TAMPA — Students who live in an apartment complex across from Middleton High School now may take a shuttle to and from school every day until the end of this school year.
District officials announced the new bus route from the Meridian Pointe complex on Thursday afternoon, following recent accidents where students were struck by vehicles as they tried to Hillsborough Avenue.
“We want to make sure we are as proactive as possible,” schools Superintendent MaryEllen Elia said at a news conference.
Meridian Pointe is less than one mile from Middleton High, but the 30 or so students who live in the complex must cross six lanes of traffic to reach the campus. Three teenagers have been struck — two of them Middleton High students — trying to cross Hillsborough Avenue in the past month.
The 25-passenger bus, which the school district attained through an outside company, will make two trips every morning and afternoon, said district spokeswoman Tanya Arja. The bus will stop at the complex at 6:45 a.m. beginning Monday, and will return for early-morning stragglers at about 7 a.m. The bus will pick up students on campus at 3 p.m. to take them home.
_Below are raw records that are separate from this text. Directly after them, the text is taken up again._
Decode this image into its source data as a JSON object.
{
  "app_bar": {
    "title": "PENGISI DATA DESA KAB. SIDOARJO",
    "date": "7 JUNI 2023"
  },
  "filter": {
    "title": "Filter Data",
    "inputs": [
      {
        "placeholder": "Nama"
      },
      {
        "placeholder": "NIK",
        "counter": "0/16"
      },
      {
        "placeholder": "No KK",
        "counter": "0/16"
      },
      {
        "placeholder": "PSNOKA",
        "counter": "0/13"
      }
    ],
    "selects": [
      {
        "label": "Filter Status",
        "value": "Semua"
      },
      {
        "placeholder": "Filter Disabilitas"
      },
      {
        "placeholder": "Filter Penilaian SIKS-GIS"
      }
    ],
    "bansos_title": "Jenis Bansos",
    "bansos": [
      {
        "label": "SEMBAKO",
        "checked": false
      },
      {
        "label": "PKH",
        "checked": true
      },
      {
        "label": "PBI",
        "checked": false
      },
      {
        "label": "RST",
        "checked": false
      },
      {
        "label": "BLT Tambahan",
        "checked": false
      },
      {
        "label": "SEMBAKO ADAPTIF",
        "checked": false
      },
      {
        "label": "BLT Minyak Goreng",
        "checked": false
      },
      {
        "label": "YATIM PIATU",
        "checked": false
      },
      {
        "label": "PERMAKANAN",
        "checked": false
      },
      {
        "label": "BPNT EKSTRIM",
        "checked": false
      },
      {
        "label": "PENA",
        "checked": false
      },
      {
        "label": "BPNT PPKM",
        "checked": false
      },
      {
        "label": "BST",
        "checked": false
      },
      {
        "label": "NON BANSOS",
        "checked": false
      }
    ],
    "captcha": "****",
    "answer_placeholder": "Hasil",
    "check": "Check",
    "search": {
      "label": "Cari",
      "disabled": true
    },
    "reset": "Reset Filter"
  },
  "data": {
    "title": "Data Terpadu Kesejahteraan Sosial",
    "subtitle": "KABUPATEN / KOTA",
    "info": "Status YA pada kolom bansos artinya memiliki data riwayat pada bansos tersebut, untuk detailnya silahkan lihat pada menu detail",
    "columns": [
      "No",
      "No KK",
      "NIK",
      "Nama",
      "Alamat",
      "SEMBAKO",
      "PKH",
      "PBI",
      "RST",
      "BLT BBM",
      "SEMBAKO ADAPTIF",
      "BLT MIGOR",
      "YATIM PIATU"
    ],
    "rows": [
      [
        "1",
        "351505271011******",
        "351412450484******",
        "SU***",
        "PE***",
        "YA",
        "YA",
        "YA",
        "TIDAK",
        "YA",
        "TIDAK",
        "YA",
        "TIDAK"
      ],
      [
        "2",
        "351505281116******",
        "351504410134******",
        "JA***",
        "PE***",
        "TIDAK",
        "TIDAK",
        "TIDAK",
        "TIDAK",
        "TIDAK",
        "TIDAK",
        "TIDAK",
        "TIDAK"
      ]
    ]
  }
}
The district will pay about $250 a day to use the bus until the end of the school year, when officials will assess whether students are using it, Arja said.
“This is something we can do in the short-term and that will have an immediate impact, we hope,” she said.
On the morning of March 18, two sisters who lived in Meridian Pointe, ages 14 and 15, were struck crossing Hillsborough on their way to Middleton. They did not use a crosswalk, authorities said.
The 15-year-old, Norma Velasquez-Cabrera, died a few days later from her injuries. Another Middleton student, 15-year-old Shenika Davis, was struck and killed in the same area in October 2011.
Last week, 18-year-old William Hogan was injured severely when he was struck while trying to cross Hillsborough at 40th Street. Police said he was crossing against a red light.
Elia said the district also is encouraging police officers to ticket jaywalkers on Hillsborough Avenue. And educating students of all ages about pedestrian safety is a top priority, she said.
“That isn’t in their head yet,” Elia said. “We’ve got to make sure we keep this in front of them.”
Middleton student and Meridian Pointe resident Krystal Cubero, 15, said she will encourage her fellow students to use the new bus or to use the crosswalk if they decide to walk. Still, she said, she knows some students will continue to make unsafe decisions.
“It’s a better thing to sit on the bus and wait than it is to risk our lives and cross the street in heavy traffic,” Cubero said.
Earlier this week representatives from the Florida Department of Transportation, the City of Tampa, the school district and the sheriff’s office discussed the traffic problems along Hillsborough and possible solutions. At that meeting officials said a plan was in place to install a signaled crosswalk near the apartment complex, but that the process would take about 16 months.
Mayor Bob Buckhorn announced Thursday the city will install more pedestrian signs and adjust the timing on seven traffic lights along Hillsborough — between Nebraska Avenue and 40th Street — so pedestrians will have more time to cross the road. The city will spend about $200,000 in revenue from red-light cameras to pay for the improvements.
“This is a start,” Buckhorn said in a statement, “and I will work with the Florida Department of Transportation to continue to look for opportunities to improve the Hillsborough Avenue corridor.”